=== Section Start ===

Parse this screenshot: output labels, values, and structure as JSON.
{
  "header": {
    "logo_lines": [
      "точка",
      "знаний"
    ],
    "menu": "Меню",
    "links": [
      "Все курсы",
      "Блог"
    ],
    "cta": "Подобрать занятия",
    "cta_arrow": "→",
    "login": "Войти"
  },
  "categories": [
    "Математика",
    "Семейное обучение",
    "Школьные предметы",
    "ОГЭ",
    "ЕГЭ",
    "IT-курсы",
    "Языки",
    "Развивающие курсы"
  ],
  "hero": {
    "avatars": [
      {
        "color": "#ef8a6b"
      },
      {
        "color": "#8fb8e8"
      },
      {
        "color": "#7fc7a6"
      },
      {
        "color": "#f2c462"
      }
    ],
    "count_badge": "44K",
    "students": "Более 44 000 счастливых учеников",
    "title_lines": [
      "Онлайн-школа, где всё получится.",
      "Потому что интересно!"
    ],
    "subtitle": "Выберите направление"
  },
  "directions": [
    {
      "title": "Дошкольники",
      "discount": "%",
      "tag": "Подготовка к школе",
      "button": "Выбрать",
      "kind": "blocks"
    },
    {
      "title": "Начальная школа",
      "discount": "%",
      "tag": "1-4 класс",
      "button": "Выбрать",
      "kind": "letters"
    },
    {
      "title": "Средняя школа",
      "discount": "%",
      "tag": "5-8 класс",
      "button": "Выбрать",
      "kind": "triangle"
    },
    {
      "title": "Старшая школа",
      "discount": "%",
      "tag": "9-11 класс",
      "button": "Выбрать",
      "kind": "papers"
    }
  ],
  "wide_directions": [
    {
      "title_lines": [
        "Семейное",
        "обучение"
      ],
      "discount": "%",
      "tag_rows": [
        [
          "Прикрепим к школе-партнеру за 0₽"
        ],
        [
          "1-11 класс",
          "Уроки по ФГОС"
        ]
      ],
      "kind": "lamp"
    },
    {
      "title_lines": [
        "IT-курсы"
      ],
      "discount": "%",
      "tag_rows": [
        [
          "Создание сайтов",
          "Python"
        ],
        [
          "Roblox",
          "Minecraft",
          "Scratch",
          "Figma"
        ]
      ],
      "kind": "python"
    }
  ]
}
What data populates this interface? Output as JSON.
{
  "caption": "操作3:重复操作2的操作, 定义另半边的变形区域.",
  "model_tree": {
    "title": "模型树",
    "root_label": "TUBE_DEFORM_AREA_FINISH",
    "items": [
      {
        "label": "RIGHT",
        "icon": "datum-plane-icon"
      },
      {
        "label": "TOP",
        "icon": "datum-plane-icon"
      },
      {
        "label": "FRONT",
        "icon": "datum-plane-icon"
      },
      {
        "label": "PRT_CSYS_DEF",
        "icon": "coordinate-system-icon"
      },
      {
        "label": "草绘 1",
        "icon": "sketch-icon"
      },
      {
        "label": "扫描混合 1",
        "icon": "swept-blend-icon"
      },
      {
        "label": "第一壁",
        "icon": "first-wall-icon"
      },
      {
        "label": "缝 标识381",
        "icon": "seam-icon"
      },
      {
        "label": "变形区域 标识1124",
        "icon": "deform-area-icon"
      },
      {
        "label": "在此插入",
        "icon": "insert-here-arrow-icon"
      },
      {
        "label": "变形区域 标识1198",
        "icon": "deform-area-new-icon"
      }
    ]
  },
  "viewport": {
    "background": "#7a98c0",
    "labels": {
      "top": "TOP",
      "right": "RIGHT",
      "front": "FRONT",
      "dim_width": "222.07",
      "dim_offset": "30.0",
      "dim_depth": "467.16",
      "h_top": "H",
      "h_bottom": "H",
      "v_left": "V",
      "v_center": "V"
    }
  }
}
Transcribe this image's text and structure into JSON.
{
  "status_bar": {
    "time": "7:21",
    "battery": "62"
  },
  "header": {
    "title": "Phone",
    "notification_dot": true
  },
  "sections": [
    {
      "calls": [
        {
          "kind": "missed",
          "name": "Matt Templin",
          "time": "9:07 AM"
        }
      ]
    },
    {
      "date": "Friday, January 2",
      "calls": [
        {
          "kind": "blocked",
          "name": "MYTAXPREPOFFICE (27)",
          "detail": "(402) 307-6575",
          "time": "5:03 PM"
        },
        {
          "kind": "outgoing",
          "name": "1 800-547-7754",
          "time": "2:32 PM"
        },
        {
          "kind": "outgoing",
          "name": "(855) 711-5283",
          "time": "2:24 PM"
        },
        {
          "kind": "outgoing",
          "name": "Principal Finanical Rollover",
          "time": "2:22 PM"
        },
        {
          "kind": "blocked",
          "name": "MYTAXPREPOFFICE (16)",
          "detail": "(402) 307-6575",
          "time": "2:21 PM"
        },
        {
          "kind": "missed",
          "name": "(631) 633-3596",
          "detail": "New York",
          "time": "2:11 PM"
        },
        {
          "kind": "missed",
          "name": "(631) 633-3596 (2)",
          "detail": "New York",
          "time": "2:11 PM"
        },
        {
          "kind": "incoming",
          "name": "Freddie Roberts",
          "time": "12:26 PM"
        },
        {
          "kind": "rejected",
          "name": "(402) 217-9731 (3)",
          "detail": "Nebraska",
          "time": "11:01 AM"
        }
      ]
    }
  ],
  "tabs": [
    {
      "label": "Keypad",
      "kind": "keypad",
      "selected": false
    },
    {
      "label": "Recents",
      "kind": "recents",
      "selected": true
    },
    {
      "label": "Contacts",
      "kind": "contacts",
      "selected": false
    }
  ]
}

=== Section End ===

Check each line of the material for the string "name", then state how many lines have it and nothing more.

10